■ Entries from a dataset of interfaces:
----------------------------------------
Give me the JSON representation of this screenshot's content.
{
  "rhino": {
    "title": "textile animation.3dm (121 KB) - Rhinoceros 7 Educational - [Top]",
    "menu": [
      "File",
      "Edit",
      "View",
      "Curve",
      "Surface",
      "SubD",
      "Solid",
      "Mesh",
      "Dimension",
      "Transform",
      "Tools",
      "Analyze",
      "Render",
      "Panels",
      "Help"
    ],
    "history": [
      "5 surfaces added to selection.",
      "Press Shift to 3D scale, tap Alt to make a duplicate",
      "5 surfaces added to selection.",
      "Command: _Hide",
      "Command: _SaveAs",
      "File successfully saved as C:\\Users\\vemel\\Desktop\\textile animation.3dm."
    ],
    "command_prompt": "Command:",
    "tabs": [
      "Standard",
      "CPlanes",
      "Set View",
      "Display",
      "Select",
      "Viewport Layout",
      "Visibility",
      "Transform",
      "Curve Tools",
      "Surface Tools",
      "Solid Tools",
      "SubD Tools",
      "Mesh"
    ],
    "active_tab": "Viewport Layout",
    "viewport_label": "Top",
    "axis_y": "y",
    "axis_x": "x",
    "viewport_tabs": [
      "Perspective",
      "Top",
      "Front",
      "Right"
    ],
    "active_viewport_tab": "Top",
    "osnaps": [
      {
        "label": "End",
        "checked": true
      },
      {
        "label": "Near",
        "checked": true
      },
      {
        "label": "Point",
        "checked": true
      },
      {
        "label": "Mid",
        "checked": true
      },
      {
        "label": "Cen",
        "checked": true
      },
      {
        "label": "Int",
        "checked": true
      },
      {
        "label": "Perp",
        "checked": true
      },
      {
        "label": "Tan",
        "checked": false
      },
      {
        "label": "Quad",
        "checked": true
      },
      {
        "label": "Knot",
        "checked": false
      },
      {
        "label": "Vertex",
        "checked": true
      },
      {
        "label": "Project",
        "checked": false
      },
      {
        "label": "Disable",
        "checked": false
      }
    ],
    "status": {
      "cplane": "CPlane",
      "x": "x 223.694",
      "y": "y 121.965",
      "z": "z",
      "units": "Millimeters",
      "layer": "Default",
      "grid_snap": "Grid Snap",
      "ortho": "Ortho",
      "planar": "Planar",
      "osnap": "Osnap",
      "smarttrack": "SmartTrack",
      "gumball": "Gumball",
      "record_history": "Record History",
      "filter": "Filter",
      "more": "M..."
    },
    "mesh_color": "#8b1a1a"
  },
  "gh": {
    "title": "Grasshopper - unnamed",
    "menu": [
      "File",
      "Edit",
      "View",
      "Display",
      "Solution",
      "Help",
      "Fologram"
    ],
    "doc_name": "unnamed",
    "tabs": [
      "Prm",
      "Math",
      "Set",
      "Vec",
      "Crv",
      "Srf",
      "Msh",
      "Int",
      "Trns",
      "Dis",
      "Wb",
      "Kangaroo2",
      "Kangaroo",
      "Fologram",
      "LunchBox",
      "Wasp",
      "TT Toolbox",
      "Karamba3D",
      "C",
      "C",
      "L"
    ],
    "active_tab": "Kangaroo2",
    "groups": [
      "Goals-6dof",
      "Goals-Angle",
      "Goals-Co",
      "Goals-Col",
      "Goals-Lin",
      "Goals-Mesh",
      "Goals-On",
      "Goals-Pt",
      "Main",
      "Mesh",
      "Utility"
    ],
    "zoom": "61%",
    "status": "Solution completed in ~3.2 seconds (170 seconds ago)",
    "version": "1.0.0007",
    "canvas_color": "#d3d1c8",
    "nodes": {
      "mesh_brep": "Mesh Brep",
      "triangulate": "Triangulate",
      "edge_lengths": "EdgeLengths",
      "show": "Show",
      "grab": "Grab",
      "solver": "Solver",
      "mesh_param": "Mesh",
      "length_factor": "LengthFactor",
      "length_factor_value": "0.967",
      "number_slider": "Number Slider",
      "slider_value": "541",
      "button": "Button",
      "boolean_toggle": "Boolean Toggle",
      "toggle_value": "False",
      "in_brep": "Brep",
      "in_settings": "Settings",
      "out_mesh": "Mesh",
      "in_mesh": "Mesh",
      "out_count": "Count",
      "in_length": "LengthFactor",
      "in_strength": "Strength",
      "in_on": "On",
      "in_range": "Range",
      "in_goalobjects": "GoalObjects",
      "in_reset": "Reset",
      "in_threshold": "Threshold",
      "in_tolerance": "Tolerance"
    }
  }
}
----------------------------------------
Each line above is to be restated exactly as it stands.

Give me the JSON representation of this screenshot's content.
{
  "rhino": {
    "title": "textile animation.3dm (121 KB) - Rhinoceros 7 Educational - [Top]",
    "menu": [
      "File",
      "Edit",
      "View",
      "Curve",
      "Surface",
      "SubD",
      "Solid",
      "Mesh",
      "Dimension",
      "Transform",
      "Tools",
      "Analyze",
      "Render",
      "Panels",
      "Help"
    ],
    "history": [
      "5 surfaces added to selection.",
      "Press Shift to 3D scale, tap Alt to make a duplicate",
      "5 surfaces added to selection.",
      "Command: _Hide",
      "Command: _SaveAs",
      "File successfully saved as C:\\Users\\vemel\\Desktop\\textile animation.3dm."
    ],
    "command_prompt": "Command:",
    "tabs": [
      "Standard",
      "CPlanes",
      "Set View",
      "Display",
      "Select",
      "Viewport Layout",
      "Visibility",
      "Transform",
      "Curve Tools",
      "Surface Tools",
      "Solid Tools",
      "SubD Tools",
      "Mesh"
    ],
    "active_tab": "Viewport Layout",
    "viewport_label": "Top",
    "axis_y": "y",
    "axis_x": "x",
    "viewport_tabs": [
      "Perspective",
      "Top",
      "Front",
      "Right"
    ],
    "active_viewport_tab": "Top",
    "osnaps": [
      {
        "label": "End",
        "checked": true
      },
      {
        "label": "Near",
        "checked": true
      },
      {
        "label": "Point",
        "checked": true
      },
      {
        "label": "Mid",
        "checked": true
      },
      {
        "label": "Cen",
        "checked": true
      },
      {
        "label": "Int",
        "checked": true
      },
      {
        "label": "Perp",
        "checked": true
      },
      {
        "label": "Tan",
        "checked": false
      },
      {
        "label": "Quad",
        "checked": true
      },
      {
        "label": "Knot",
        "checked": false
      },
      {
        "label": "Vertex",
        "checked": true
      },
      {
        "label": "Project",
        "checked": false
      },
      {
        "label": "Disable",
        "checked": false
      }
    ],
    "status": {
      "cplane": "CPlane",
      "x": "x 223.694",
      "y": "y 121.965",
      "z": "z",
      "units": "Millimeters",
      "layer": "Default",
      "grid_snap": "Grid Snap",
      "ortho": "Ortho",
      "planar": "Planar",
      "osnap": "Osnap",
      "smarttrack": "SmartTrack",
      "gumball": "Gumball",
      "record_history": "Record History",
      "filter": "Filter",
      "more": "M..."
    },
    "mesh_color": "#8b1a1a"
  },
  "gh": {
    "title": "Grasshopper - unnamed",
    "menu": [
      "File",
      "Edit",
      "View",
      "Display",
      "Solution",
      "Help",
      "Fologram"
    ],
    "doc_name": "unnamed",
    "tabs": [
      "Prm",
      "Math",
      "Set",
      "Vec",
      "Crv",
      "Srf",
      "Msh",
      "Int",
      "Trns",
      "Dis",
      "Wb",
      "Kangaroo2",
      "Kangaroo",
      "Fologram",
      "LunchBox",
      "Wasp",
      "TT Toolbox",
      "Karamba3D",
      "C",
      "C",
      "L"
    ],
    "active_tab": "Kangaroo2",
    "groups": [
      "Goals-6dof",
      "Goals-Angle",
      "Goals-Co",
      "Goals-Col",
      "Goals-Lin",
      "Goals-Mesh",
      "Goals-On",
      "Goals-Pt",
      "Main",
      "Mesh",
      "Utility"
    ],
    "zoom": "61%",
    "status": "Solution completed in ~3.2 seconds (170 seconds ago)",
    "version": "1.0.0007",
    "canvas_color": "#d3d1c8",
    "nodes": {
      "mesh_brep": "Mesh Brep",
      "triangulate": "Triangulate",
      "edge_lengths": "EdgeLengths",
      "show": "Show",
      "grab": "Grab",
      "solver": "Solver",
      "mesh_param": "Mesh",
      "length_factor": "LengthFactor",
      "length_factor_value": "0.967",
      "number_slider": "Number Slider",
      "slider_value": "541",
      "button": "Button",
      "boolean_toggle": "Boolean Toggle",
      "toggle_value": "False",
      "in_brep": "Brep",
      "in_settings": "Settings",
      "out_mesh": "Mesh",
      "in_mesh": "Mesh",
      "out_count": "Count",
      "in_length": "LengthFactor",
      "in_strength": "Strength",
      "in_on": "On",
      "in_range": "Range",
      "in_goalobjects": "GoalObjects",
      "in_reset": "Reset",
      "in_threshold": "Threshold",
      "in_tolerance": "Tolerance"
    }
  }
}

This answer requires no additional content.